As far as timekeeping is concerned, it is much easier to keep time when there is such a high speed. There are less bols to work with. Usually, this will yield to an approximate 1:1 bol to matra ratio.

 

Depending on which musician you have, you may even have to go faster than drut lay. The lay is called “ati-drut” lay. Only common tala that is known to go at ati-drut lay is tintal. Tintal can maintain its structure without any problems. Try doing an ati-drut ektal at a higher speed than drut ektal. Your fingers will not only hurt if done properly, but the bols and sounds will all seem to blur. Such a blur is never a good thing. Even beyond an ati drut-tintal, the bols and rhythm will become vague and ambiguous. Tintal has such structure that if you incorrectly start off the tala, it will feel like you are playing an odd version of drut bhajani tala.

 

Similarly on the other end, some musicians will play an incredibly ati-vilambit lay which is slower than vilambit lay. Adding too many bols will cause too much saturation between time gaps and playing the tala will resemble a madhya lay. If you didn’t use too many fillers, then it will just be much harder to keep time.

 

Take some of the most common talas from Unit Two and try deriving a drut lay.
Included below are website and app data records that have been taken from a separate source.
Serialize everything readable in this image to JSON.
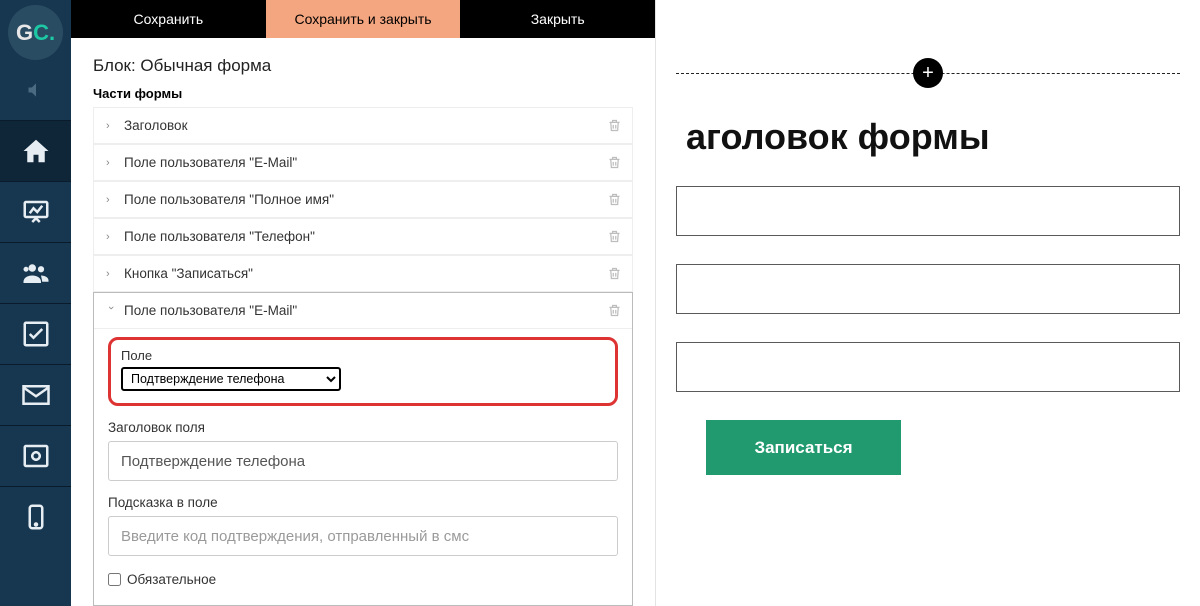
{
  "logo": {
    "g": "G",
    "c": "C."
  },
  "tabs": {
    "save": "Сохранить",
    "save_close": "Сохранить и закрыть",
    "close": "Закрыть"
  },
  "block": {
    "title": "Блок: Обычная форма",
    "parts_label": "Части формы"
  },
  "parts": [
    {
      "label": "Заголовок"
    },
    {
      "label": "Поле пользователя \"E-Mail\""
    },
    {
      "label": "Поле пользователя \"Полное имя\""
    },
    {
      "label": "Поле пользователя \"Телефон\""
    },
    {
      "label": "Кнопка \"Записаться\""
    }
  ],
  "expanded": {
    "header": "Поле пользователя \"E-Mail\"",
    "field_label": "Поле",
    "field_value": "Подтверждение телефона",
    "title_label": "Заголовок поля",
    "title_value": "Подтверждение телефона",
    "hint_label": "Подсказка в поле",
    "hint_placeholder": "Введите код подтверждения, отправленный в смс",
    "required_label": "Обязательное"
  },
  "preview": {
    "title": "аголовок формы",
    "button": "Записаться"
  }
}
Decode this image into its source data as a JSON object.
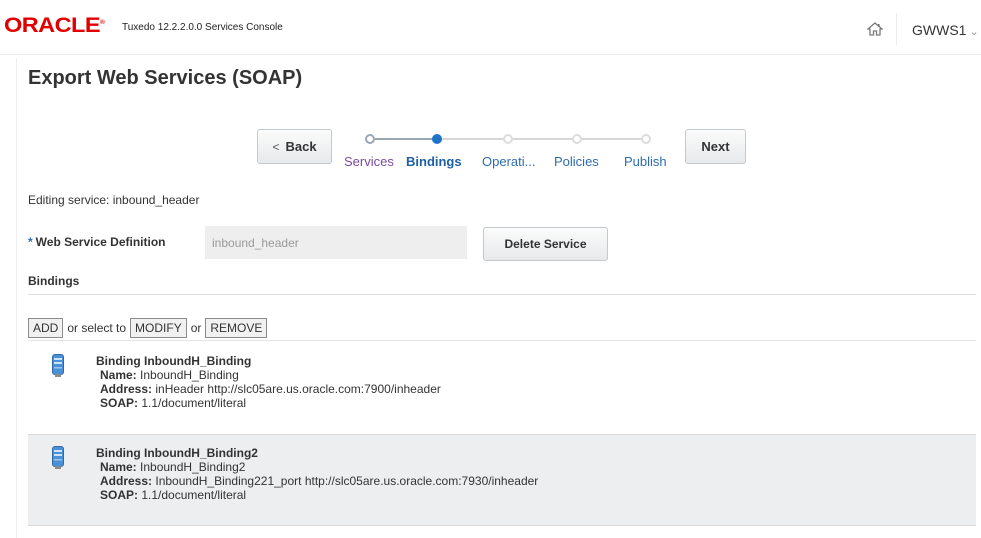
{
  "header": {
    "logo_text": "ORACLE",
    "product_title": "Tuxedo 12.2.2.0.0 Services Console",
    "username": "GWWS1",
    "brand_color": "#e00000"
  },
  "page": {
    "title": "Export Web Services (SOAP)"
  },
  "train": {
    "back_label": "Back",
    "next_label": "Next",
    "steps": [
      {
        "label": "Services",
        "state": "visited"
      },
      {
        "label": "Bindings",
        "state": "current"
      },
      {
        "label": "Operati...",
        "state": "future"
      },
      {
        "label": "Policies",
        "state": "future"
      },
      {
        "label": "Publish",
        "state": "future"
      }
    ]
  },
  "form": {
    "editing_text": "Editing service: inbound_header",
    "required_mark": "*",
    "definition_label": "Web Service Definition",
    "definition_value": "inbound_header",
    "delete_label": "Delete Service"
  },
  "bindings": {
    "section_title": "Bindings",
    "actions": {
      "add": "ADD",
      "select_text": "or select to",
      "modify": "MODIFY",
      "or_text": "or",
      "remove": "REMOVE"
    },
    "items": [
      {
        "title": "Binding InboundH_Binding",
        "name_label": "Name:",
        "name": "InboundH_Binding",
        "address_label": "Address:",
        "address": "inHeader http://slc05are.us.oracle.com:7900/inheader",
        "soap_label": "SOAP:",
        "soap": "1.1/document/literal"
      },
      {
        "title": "Binding InboundH_Binding2",
        "name_label": "Name:",
        "name": "InboundH_Binding2",
        "address_label": "Address:",
        "address": "InboundH_Binding221_port http://slc05are.us.oracle.com:7930/inheader",
        "soap_label": "SOAP:",
        "soap": "1.1/document/literal"
      }
    ]
  }
}
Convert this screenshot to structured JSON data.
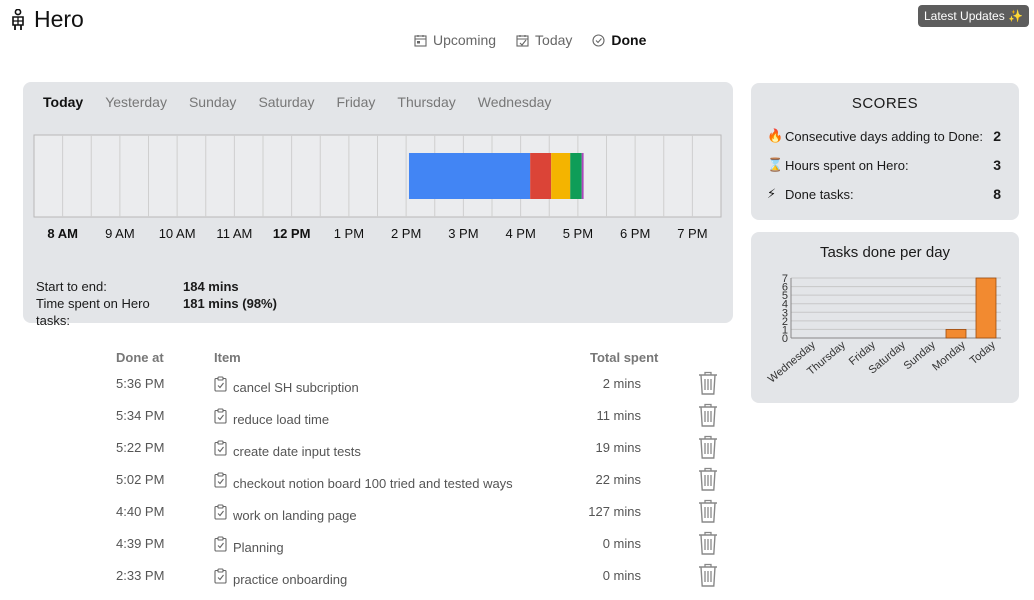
{
  "app": {
    "title": "Hero"
  },
  "nav": {
    "items": [
      {
        "label": "Upcoming",
        "icon": "calendar-icon",
        "active": false
      },
      {
        "label": "Today",
        "icon": "calendar-today-icon",
        "active": false
      },
      {
        "label": "Done",
        "icon": "check-circle-icon",
        "active": true
      }
    ]
  },
  "updates_button": {
    "label": "Latest Updates ✨"
  },
  "timeline": {
    "day_tabs": [
      {
        "label": "Today",
        "active": true
      },
      {
        "label": "Yesterday",
        "active": false
      },
      {
        "label": "Sunday",
        "active": false
      },
      {
        "label": "Saturday",
        "active": false
      },
      {
        "label": "Friday",
        "active": false
      },
      {
        "label": "Thursday",
        "active": false
      },
      {
        "label": "Wednesday",
        "active": false
      }
    ],
    "hour_labels": [
      {
        "label": "8 AM",
        "bold": true
      },
      {
        "label": "9 AM",
        "bold": false
      },
      {
        "label": "10 AM",
        "bold": false
      },
      {
        "label": "11 AM",
        "bold": false
      },
      {
        "label": "12 PM",
        "bold": true
      },
      {
        "label": "1 PM",
        "bold": false
      },
      {
        "label": "2 PM",
        "bold": false
      },
      {
        "label": "3 PM",
        "bold": false
      },
      {
        "label": "4 PM",
        "bold": false
      },
      {
        "label": "5 PM",
        "bold": false
      },
      {
        "label": "6 PM",
        "bold": false
      },
      {
        "label": "7 PM",
        "bold": false
      }
    ],
    "range_hours": [
      8,
      20
    ],
    "segments": [
      {
        "start": "2:33 PM",
        "end": "4:40 PM",
        "color": "#4285f4"
      },
      {
        "start": "4:40 PM",
        "end": "5:02 PM",
        "color": "#db4437"
      },
      {
        "start": "5:02 PM",
        "end": "5:22 PM",
        "color": "#f4b400"
      },
      {
        "start": "5:22 PM",
        "end": "5:34 PM",
        "color": "#0f9d58"
      },
      {
        "start": "5:34 PM",
        "end": "5:36 PM",
        "color": "#ab47bc"
      }
    ],
    "summary": {
      "start_to_end_label": "Start to end:",
      "start_to_end_value": "184 mins",
      "time_spent_label": "Time spent on Hero tasks:",
      "time_spent_value": "181 mins (98%)"
    }
  },
  "scores": {
    "title": "SCORES",
    "rows": [
      {
        "icon": "🔥",
        "label": "Consecutive days adding to Done:",
        "value": "2"
      },
      {
        "icon": "⌛",
        "label": "Hours spent on Hero:",
        "value": "3"
      },
      {
        "icon": "⚡",
        "label": "Done tasks:",
        "value": "8"
      }
    ]
  },
  "chart_data": {
    "type": "bar",
    "title": "Tasks done per day",
    "categories": [
      "Wednesday",
      "Thursday",
      "Friday",
      "Saturday",
      "Sunday",
      "Monday",
      "Today"
    ],
    "values": [
      0,
      0,
      0,
      0,
      0,
      1,
      7
    ],
    "ylim": [
      0,
      7
    ],
    "yticks": [
      0,
      1,
      2,
      3,
      4,
      5,
      6,
      7
    ],
    "bar_color": "#f28a30",
    "grid": true
  },
  "tasks": {
    "headers": {
      "done_at": "Done at",
      "item": "Item",
      "total_spent": "Total spent"
    },
    "rows": [
      {
        "done_at": "5:36 PM",
        "item": "cancel SH subcription",
        "total_spent": "2 mins"
      },
      {
        "done_at": "5:34 PM",
        "item": "reduce load time",
        "total_spent": "11 mins"
      },
      {
        "done_at": "5:22 PM",
        "item": "create date input tests",
        "total_spent": "19 mins"
      },
      {
        "done_at": "5:02 PM",
        "item": "checkout notion board 100 tried and tested ways",
        "total_spent": "22 mins"
      },
      {
        "done_at": "4:40 PM",
        "item": "work on landing page",
        "total_spent": "127 mins"
      },
      {
        "done_at": "4:39 PM",
        "item": "Planning",
        "total_spent": "0 mins"
      },
      {
        "done_at": "2:33 PM",
        "item": "practice onboarding",
        "total_spent": "0 mins"
      }
    ]
  }
}
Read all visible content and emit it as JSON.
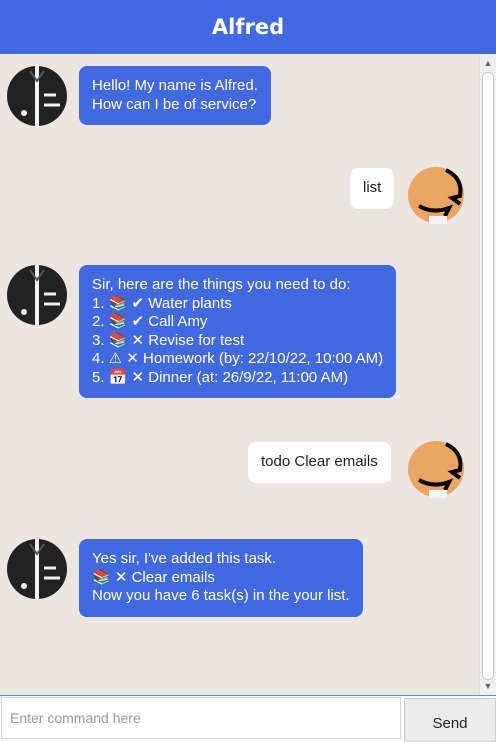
{
  "window": {
    "title": "Alfred"
  },
  "messages": [
    {
      "from": "bot",
      "lines": [
        "Hello! My name is Alfred.",
        "How can I be of service?"
      ]
    },
    {
      "from": "user",
      "lines": [
        "list"
      ]
    },
    {
      "from": "bot",
      "lines": [
        "Sir, here are the things you need to do:",
        "1.  📚  ✔  Water plants",
        "2.  📚  ✔  Call Amy",
        "3.  📚  ✕  Revise for test",
        "4.  ⚠  ✕  Homework (by: 22/10/22, 10:00 AM)",
        "5.  📅  ✕  Dinner (at: 26/9/22, 11:00 AM)"
      ]
    },
    {
      "from": "user",
      "lines": [
        "todo Clear emails"
      ]
    },
    {
      "from": "bot",
      "lines": [
        "Yes sir, I've added this task.",
        "  📚  ✕   Clear emails",
        "Now you have 6 task(s) in the your list."
      ]
    }
  ],
  "input": {
    "placeholder": "Enter command here",
    "value": ""
  },
  "send_button": {
    "label": "Send"
  },
  "icons": {
    "bot_avatar": "butler-avatar-icon",
    "user_avatar": "user-avatar-icon"
  },
  "colors": {
    "accent": "#4169e1",
    "chat_bg": "#ece6e1",
    "user_bubble": "#ffffff"
  }
}
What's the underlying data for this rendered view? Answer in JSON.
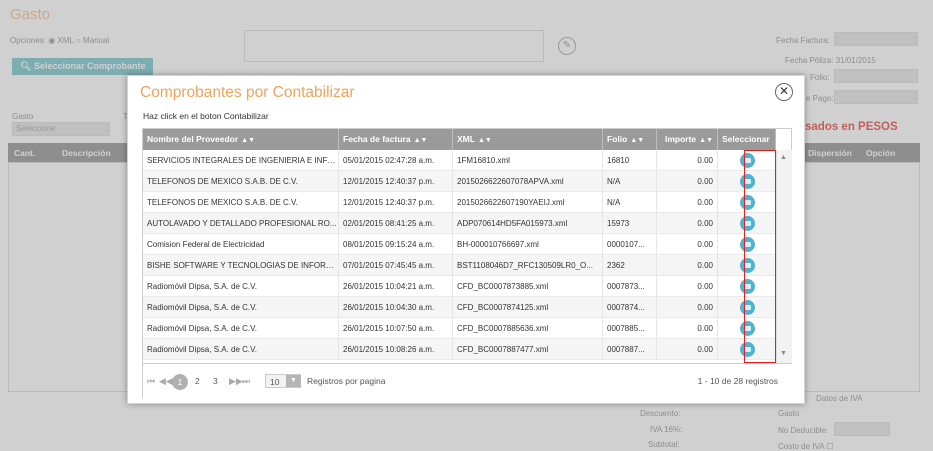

Some will change like dadra tala and bhajani tala. Look at the bottom two figures to see the differences. Using these examples and the previous examples of ektal and tintal, try to derive drut lays. Once you get the hang of how to derive drut lays, you may move onto the next chapter. The next chapter will give more insights on these lays.

UPDATED: June 20, 2009